2,4-dioxo-azetidino)diphenyl-methane(IDD)和親水性聚醚雙胺JEFFAMINE ED-2003反應後,氧化石墨層間距由原先7.8Å已大幅提升至脫層,生成氧化石墨烯,但透過X射線繞射觀察(XRD)仍有些微堆疊現象產生。脫層後的氧化石墨易因凡德瓦爾力再行聚集,研究中利用本實驗室開發的poly(urea/malonamide)規則性樹枝狀高分子依代數提供不同程度的立體障礙,與其進行反應,探討其堆疊現象之差異。


脫層之石墨烯複合材料受限於高分子影響,電子不易傳導,因此,本研究藉由銀離子吸附在層板表面高分子進行原位還原(in-situ reduction)。奈米銀粒子於層板上還原後成為半導體,提升了電子傳遞能力,功函數數值介於4.72 – 4.76 eV之間,證明石墨烯/奈米銀粒子複合材料具有潛力應用在光電元件中的電極材料。

Exfoliated graphene sheets (XGS) were prepared from graphite oxide (GO) via a green chemistry route. Dehydration of GO is the main mechanism for the reduction and transformation of C-C bonds from sp3 to sp2. The oxygen-containing groups of GO would decompose to produce gases (H2O) and volatile substances (HCl) during the thermal treatment process. For a successful exfoliation process, the pressure generated from the evolved gases that causes rapid expansion would exceed Van der Waals forces holding GO sheets together.

Different contents of the oxygen-containing moieties on the graphite oxide and graphene surface would bring about various grafting ratios of the intended compounds. First, 4-isocyanato-4’(3,3-dimethyl-2,4-dioxo-
azetidino) diphenyl -methane (IDD) reacted with carboxylic acid or hydroxy functional group on the graphite oxide and graphene surface to provide a reactive site. Subsequently, a polyetheramine, JEFFAMINE® ED-2003 was reacted with the dione functional group leaving the other pendant primary amine as the grafting site for an intended dendron. The content of functional groups and the size of grafting compounds play an important role in keeping graphene and graphene oxide from aggregation.

Via the thermal treatment process, XGS comprised randomly ordered graphitic platelets in a corrugated structure. As the IDD molecules reacted with the reduced graphene sheets, the spacings of graphene single-layers could be well maintained. As for GO, the covalent attachment of JEFFAMINE ED-2003 was required to achieve exfoliation. We demonstrated that the respective grafting of relatively low molecular weight JEFFAMINE ED-2003 to GO, and IDD to the reduced graphene was sufficient to prevent single-layers from aggregation.

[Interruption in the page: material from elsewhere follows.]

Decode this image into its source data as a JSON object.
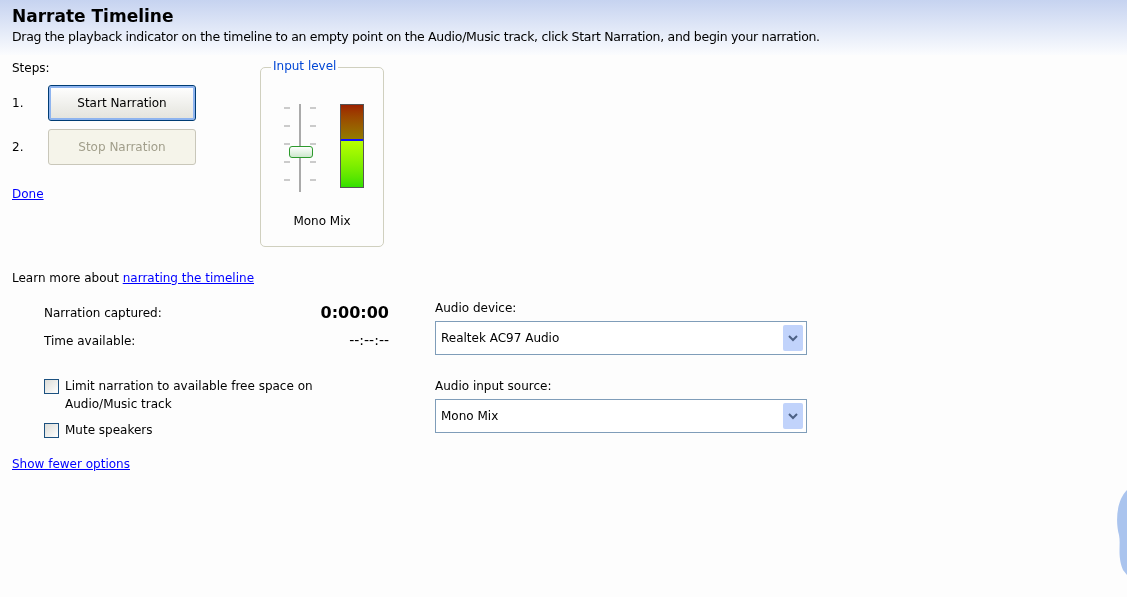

Due to poor electronic transfer ability of the polymers attached to the exfoliated graphene hybrids, silver nanoparticles were adsorbed on the grafted polymers to increase the conductivity. The work functions of XGS/Ag nanohybrids were measured to be 4.72 – 4.76 eV. The large work functions suggest that these XGS/Ag nanohybrids can potentially be applied as electrode materials for optoelectronic devices.
其他識別: U0005-0908201300180900
Appears in Collections:化學工程學系所

Show full item record

Google ScholarTM


Items in DSpace are protected by copyright, with all rights reserved, unless otherwise indicated.